## TASK GOAL
Reproduce the records word for word, apart from the images they contain.

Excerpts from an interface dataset

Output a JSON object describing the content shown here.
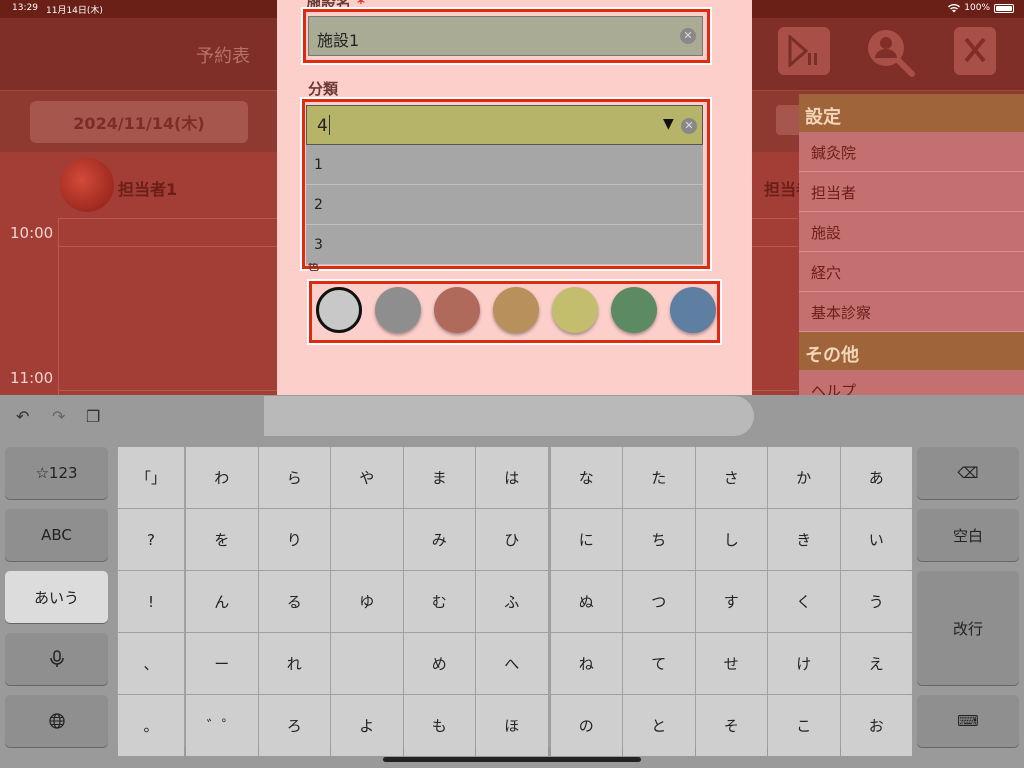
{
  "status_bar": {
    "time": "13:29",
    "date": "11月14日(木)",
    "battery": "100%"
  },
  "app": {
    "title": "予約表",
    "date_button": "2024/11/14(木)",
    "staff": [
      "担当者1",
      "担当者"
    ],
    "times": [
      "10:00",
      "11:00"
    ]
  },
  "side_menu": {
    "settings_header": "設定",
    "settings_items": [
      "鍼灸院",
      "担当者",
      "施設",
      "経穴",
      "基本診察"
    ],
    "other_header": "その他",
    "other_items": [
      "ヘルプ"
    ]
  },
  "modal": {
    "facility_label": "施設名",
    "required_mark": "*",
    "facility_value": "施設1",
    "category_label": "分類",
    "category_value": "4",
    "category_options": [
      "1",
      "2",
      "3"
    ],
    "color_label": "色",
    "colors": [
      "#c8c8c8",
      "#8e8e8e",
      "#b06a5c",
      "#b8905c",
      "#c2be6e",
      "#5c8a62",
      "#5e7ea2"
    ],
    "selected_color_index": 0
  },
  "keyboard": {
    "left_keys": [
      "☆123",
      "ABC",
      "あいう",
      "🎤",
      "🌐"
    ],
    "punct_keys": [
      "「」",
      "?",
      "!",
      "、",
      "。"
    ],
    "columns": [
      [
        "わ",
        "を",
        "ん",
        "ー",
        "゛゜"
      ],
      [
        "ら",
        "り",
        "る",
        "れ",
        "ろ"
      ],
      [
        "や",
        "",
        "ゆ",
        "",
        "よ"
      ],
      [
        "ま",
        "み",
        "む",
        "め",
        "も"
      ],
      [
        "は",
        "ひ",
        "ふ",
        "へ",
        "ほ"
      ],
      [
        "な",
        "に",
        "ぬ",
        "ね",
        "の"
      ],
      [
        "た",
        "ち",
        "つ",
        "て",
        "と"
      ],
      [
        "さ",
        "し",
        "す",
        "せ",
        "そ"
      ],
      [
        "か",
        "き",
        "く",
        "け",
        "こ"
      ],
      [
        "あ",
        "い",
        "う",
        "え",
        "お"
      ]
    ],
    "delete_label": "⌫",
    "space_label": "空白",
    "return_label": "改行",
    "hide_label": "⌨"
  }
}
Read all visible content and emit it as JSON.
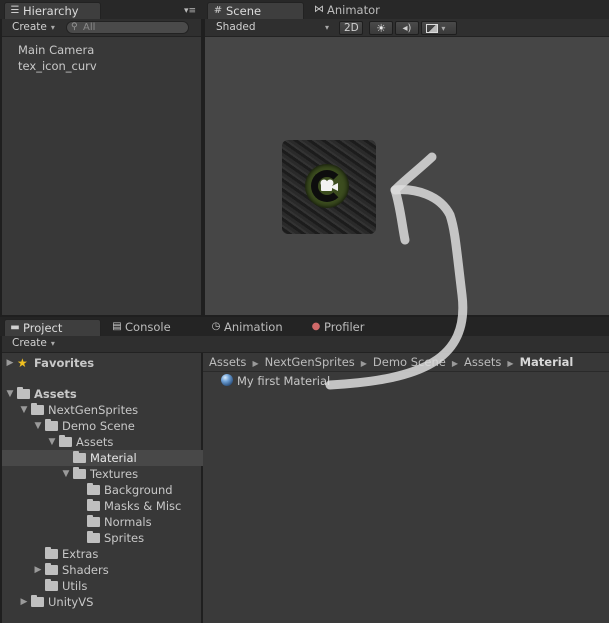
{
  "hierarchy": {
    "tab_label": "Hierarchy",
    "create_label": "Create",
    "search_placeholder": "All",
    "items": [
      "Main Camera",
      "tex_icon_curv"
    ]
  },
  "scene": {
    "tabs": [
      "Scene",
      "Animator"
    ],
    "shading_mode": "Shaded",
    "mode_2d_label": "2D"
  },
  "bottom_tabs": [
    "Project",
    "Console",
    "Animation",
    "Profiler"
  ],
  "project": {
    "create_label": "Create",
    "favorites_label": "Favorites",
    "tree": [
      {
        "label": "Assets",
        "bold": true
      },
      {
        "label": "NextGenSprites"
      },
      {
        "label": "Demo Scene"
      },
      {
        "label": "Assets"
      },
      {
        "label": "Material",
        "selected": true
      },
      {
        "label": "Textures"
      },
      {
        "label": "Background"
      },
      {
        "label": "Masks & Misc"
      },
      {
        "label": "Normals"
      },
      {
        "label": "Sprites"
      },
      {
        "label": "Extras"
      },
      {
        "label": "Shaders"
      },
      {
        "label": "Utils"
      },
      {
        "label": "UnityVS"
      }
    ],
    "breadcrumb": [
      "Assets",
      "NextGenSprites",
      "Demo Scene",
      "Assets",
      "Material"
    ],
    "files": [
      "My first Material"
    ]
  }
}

## ANSWER FOR THE TASK
Output a JSON object describing the content shown here.
{
  "status_bar": {
    "time": "13:29",
    "date": "11月14日(木)",
    "battery": "100%"
  },
  "app": {
    "title": "予約表",
    "date_button": "2024/11/14(木)",
    "staff": [
      "担当者1",
      "担当者"
    ],
    "times": [
      "10:00",
      "11:00"
    ]
  },
  "side_menu": {
    "settings_header": "設定",
    "settings_items": [
      "鍼灸院",
      "担当者",
      "施設",
      "経穴",
      "基本診察"
    ],
    "other_header": "その他",
    "other_items": [
      "ヘルプ"
    ]
  },
  "modal": {
    "facility_label": "施設名",
    "required_mark": "*",
    "facility_value": "施設1",
    "category_label": "分類",
    "category_value": "4",
    "category_options": [
      "1",
      "2",
      "3"
    ],
    "color_label": "色",
    "colors": [
      "#c8c8c8",
      "#8e8e8e",
      "#b06a5c",
      "#b8905c",
      "#c2be6e",
      "#5c8a62",
      "#5e7ea2"
    ],
    "selected_color_index": 0
  },
  "keyboard": {
    "left_keys": [
      "☆123",
      "ABC",
      "あいう",
      "🎤",
      "🌐"
    ],
    "punct_keys": [
      "「」",
      "?",
      "!",
      "、",
      "。"
    ],
    "columns": [
      [
        "わ",
        "を",
        "ん",
        "ー",
        "゛゜"
      ],
      [
        "ら",
        "り",
        "る",
        "れ",
        "ろ"
      ],
      [
        "や",
        "",
        "ゆ",
        "",
        "よ"
      ],
      [
        "ま",
        "み",
        "む",
        "め",
        "も"
      ],
      [
        "は",
        "ひ",
        "ふ",
        "へ",
        "ほ"
      ],
      [
        "な",
        "に",
        "ぬ",
        "ね",
        "の"
      ],
      [
        "た",
        "ち",
        "つ",
        "て",
        "と"
      ],
      [
        "さ",
        "し",
        "す",
        "せ",
        "そ"
      ],
      [
        "か",
        "き",
        "く",
        "け",
        "こ"
      ],
      [
        "あ",
        "い",
        "う",
        "え",
        "お"
      ]
    ],
    "delete_label": "⌫",
    "space_label": "空白",
    "return_label": "改行",
    "hide_label": "⌨"
  }
}
Read all visible content and emit it as JSON.
{
  "hierarchy": {
    "tab_label": "Hierarchy",
    "create_label": "Create",
    "search_placeholder": "All",
    "items": [
      "Main Camera",
      "tex_icon_curv"
    ]
  },
  "scene": {
    "tabs": [
      "Scene",
      "Animator"
    ],
    "shading_mode": "Shaded",
    "mode_2d_label": "2D"
  },
  "bottom_tabs": [
    "Project",
    "Console",
    "Animation",
    "Profiler"
  ],
  "project": {
    "create_label": "Create",
    "favorites_label": "Favorites",
    "tree": [
      {
        "label": "Assets",
        "bold": true
      },
      {
        "label": "NextGenSprites"
      },
      {
        "label": "Demo Scene"
      },
      {
        "label": "Assets"
      },
      {
        "label": "Material",
        "selected": true
      },
      {
        "label": "Textures"
      },
      {
        "label": "Background"
      },
      {
        "label": "Masks & Misc"
      },
      {
        "label": "Normals"
      },
      {
        "label": "Sprites"
      },
      {
        "label": "Extras"
      },
      {
        "label": "Shaders"
      },
      {
        "label": "Utils"
      },
      {
        "label": "UnityVS"
      }
    ],
    "breadcrumb": [
      "Assets",
      "NextGenSprites",
      "Demo Scene",
      "Assets",
      "Material"
    ],
    "files": [
      "My first Material"
    ]
  }
}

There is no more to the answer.